*What the task requires:* The entries follow. Copy every line in which "Nachrichten" appears.

--- START ---

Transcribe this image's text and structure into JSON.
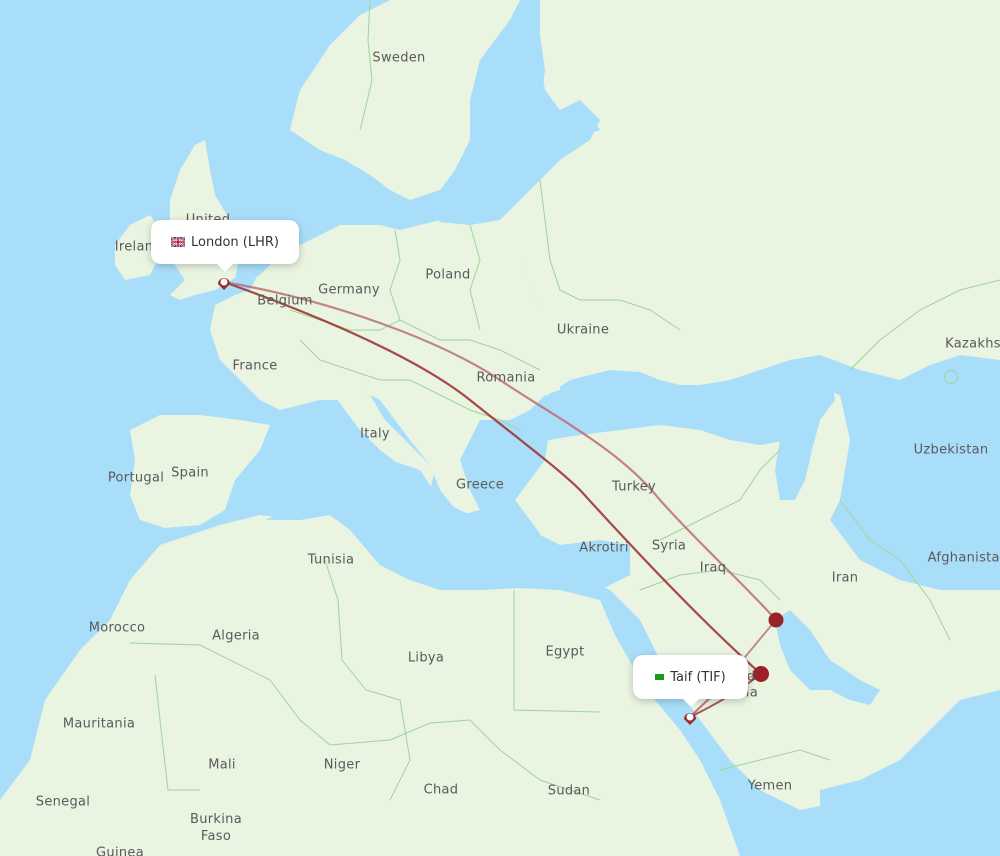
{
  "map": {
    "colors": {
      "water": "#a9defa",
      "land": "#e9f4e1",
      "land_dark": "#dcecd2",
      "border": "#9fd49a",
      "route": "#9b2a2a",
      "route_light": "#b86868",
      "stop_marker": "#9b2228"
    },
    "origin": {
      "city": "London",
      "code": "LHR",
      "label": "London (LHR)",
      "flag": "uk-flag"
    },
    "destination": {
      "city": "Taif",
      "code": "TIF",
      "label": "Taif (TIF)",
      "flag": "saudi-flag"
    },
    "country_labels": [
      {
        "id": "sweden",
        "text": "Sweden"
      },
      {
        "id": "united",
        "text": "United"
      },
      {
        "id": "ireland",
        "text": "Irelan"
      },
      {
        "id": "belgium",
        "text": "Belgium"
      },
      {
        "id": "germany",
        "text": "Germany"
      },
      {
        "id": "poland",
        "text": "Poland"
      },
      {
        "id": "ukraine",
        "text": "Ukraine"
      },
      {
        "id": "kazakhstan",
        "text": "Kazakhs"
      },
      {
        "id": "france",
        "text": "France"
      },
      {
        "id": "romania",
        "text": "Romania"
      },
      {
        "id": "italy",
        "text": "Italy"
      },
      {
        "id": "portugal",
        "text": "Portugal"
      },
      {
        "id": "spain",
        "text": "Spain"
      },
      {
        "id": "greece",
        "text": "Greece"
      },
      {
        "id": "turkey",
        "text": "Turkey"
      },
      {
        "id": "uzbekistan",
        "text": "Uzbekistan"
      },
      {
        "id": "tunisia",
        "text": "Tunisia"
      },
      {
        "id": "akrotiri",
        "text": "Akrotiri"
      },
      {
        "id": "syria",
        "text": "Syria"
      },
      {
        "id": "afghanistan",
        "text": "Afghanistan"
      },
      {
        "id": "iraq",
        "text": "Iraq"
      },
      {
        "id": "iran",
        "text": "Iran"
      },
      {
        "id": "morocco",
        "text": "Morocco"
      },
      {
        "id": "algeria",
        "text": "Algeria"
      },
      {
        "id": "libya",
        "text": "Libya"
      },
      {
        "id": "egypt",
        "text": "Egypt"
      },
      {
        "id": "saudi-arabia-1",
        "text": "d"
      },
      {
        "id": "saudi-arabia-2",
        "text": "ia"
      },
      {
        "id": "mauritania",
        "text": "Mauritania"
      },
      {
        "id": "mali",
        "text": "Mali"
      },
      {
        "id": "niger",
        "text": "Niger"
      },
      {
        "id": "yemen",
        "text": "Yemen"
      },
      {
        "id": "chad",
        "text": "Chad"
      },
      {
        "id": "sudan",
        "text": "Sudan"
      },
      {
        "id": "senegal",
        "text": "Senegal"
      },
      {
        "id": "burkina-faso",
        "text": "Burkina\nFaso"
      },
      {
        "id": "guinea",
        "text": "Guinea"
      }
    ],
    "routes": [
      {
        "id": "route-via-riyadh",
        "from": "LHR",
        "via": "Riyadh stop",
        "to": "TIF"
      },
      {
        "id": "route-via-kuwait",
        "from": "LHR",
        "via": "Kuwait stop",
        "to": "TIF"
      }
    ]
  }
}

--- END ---
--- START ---

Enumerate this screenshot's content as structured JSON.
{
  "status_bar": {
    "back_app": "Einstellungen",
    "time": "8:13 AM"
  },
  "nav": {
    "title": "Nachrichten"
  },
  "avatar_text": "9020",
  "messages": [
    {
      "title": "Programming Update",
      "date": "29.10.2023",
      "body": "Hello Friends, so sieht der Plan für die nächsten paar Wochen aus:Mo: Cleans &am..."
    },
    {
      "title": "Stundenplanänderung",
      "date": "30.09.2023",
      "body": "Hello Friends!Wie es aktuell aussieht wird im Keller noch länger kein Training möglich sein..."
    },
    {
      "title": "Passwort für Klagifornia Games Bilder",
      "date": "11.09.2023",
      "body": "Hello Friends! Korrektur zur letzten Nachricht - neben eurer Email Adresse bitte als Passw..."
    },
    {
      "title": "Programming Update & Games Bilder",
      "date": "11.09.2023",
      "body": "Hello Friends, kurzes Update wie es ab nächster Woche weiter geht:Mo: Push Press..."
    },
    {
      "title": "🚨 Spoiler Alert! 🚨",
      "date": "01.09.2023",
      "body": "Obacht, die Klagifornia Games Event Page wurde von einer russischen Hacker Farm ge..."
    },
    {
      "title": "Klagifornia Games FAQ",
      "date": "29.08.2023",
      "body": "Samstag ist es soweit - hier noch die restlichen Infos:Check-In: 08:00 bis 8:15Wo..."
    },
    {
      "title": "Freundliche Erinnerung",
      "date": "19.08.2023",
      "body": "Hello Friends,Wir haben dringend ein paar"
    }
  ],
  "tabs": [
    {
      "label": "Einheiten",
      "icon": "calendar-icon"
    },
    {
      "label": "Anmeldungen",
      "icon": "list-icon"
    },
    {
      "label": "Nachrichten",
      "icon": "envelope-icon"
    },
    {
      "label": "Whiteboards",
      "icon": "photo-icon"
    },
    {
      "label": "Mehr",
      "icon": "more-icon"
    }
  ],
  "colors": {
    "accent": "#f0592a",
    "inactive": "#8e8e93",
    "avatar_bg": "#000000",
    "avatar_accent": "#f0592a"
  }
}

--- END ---
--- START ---

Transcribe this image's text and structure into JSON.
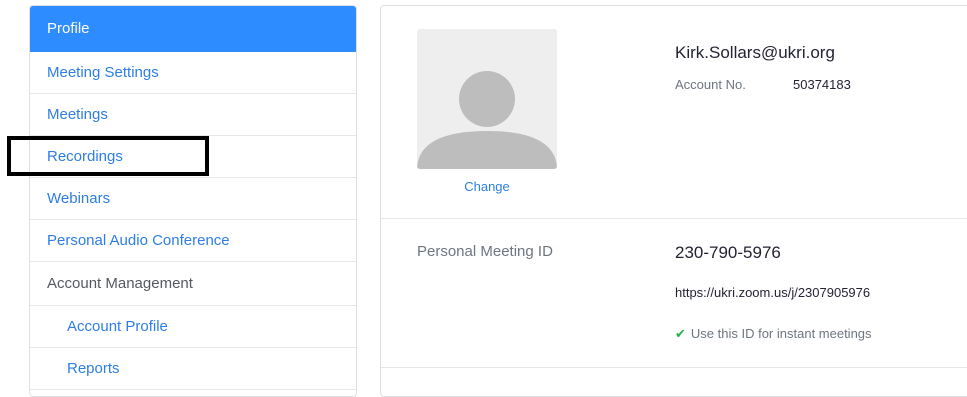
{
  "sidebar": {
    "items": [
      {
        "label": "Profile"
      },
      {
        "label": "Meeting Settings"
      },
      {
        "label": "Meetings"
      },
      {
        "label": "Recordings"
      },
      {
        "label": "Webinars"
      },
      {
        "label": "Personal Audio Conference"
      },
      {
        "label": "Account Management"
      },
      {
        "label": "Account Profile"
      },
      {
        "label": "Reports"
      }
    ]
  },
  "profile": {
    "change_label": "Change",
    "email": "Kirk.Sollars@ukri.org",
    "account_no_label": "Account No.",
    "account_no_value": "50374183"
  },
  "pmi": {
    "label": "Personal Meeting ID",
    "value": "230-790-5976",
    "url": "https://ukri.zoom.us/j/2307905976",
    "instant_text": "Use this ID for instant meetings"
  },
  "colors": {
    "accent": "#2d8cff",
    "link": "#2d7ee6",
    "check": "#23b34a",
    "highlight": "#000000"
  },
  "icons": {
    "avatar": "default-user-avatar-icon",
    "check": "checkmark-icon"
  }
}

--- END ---

*Solution to the problem:*
    "title": "Nachrichten"
      "label": "Nachrichten",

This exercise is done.